Which lines in the data below contain the string "Security"? Show each one.

___ Given information

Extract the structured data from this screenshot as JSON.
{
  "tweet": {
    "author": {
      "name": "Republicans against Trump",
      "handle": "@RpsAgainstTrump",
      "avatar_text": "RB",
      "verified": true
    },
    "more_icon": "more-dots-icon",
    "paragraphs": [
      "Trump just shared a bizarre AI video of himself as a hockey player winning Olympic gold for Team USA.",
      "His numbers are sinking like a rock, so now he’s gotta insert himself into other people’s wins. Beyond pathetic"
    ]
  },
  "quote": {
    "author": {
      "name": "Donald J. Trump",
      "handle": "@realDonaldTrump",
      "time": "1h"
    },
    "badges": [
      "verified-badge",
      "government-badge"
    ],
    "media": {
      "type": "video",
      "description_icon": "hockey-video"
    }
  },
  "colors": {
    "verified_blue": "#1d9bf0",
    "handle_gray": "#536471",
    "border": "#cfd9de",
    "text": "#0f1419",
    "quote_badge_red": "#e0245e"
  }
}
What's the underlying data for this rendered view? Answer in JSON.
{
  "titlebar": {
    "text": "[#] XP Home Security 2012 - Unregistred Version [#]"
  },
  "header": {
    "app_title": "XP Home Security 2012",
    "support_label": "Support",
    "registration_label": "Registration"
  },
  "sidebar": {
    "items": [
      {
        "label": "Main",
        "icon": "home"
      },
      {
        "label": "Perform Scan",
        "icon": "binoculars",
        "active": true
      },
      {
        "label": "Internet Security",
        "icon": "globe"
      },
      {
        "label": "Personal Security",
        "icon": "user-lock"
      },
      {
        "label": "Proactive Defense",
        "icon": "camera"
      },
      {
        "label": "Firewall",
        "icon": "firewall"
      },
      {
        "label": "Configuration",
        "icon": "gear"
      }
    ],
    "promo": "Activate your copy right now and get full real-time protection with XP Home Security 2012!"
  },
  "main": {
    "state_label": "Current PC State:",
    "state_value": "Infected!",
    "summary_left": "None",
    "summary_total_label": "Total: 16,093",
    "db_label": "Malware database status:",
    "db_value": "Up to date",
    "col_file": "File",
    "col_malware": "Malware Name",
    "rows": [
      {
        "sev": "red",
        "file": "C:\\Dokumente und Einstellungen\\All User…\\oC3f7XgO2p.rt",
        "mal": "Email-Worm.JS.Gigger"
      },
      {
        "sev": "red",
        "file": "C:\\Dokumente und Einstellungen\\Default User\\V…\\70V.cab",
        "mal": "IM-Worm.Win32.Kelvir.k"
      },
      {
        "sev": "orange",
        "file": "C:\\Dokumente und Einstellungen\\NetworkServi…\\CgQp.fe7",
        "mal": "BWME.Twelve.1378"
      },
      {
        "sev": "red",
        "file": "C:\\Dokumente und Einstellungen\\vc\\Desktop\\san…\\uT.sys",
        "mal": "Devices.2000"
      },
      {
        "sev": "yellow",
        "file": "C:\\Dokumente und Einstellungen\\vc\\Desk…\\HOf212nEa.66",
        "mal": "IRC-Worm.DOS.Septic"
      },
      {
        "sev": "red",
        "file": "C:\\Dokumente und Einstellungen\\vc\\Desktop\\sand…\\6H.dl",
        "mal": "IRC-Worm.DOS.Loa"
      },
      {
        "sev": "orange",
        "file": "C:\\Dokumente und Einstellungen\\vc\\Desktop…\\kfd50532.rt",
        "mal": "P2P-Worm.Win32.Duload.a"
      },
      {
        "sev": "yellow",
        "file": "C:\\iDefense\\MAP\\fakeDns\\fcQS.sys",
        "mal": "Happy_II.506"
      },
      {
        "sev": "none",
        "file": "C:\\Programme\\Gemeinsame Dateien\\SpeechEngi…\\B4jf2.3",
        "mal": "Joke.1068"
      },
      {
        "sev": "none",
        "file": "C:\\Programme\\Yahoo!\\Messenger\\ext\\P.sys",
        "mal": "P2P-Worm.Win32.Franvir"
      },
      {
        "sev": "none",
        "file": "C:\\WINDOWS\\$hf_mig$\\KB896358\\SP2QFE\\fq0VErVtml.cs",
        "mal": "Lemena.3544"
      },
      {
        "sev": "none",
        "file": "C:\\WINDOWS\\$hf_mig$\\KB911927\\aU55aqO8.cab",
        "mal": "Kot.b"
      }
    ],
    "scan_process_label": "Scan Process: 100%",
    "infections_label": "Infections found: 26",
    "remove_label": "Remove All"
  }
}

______

Exercise solution –
    "text": "[#] XP Home Security 2012 - Unregistred Version [#]"
    "app_title": "XP Home Security 2012",
        "label": "Internet Security",
        "label": "Personal Security",
    "promo": "Activate your copy right now and get full real-time protection with XP Home Security 2012!"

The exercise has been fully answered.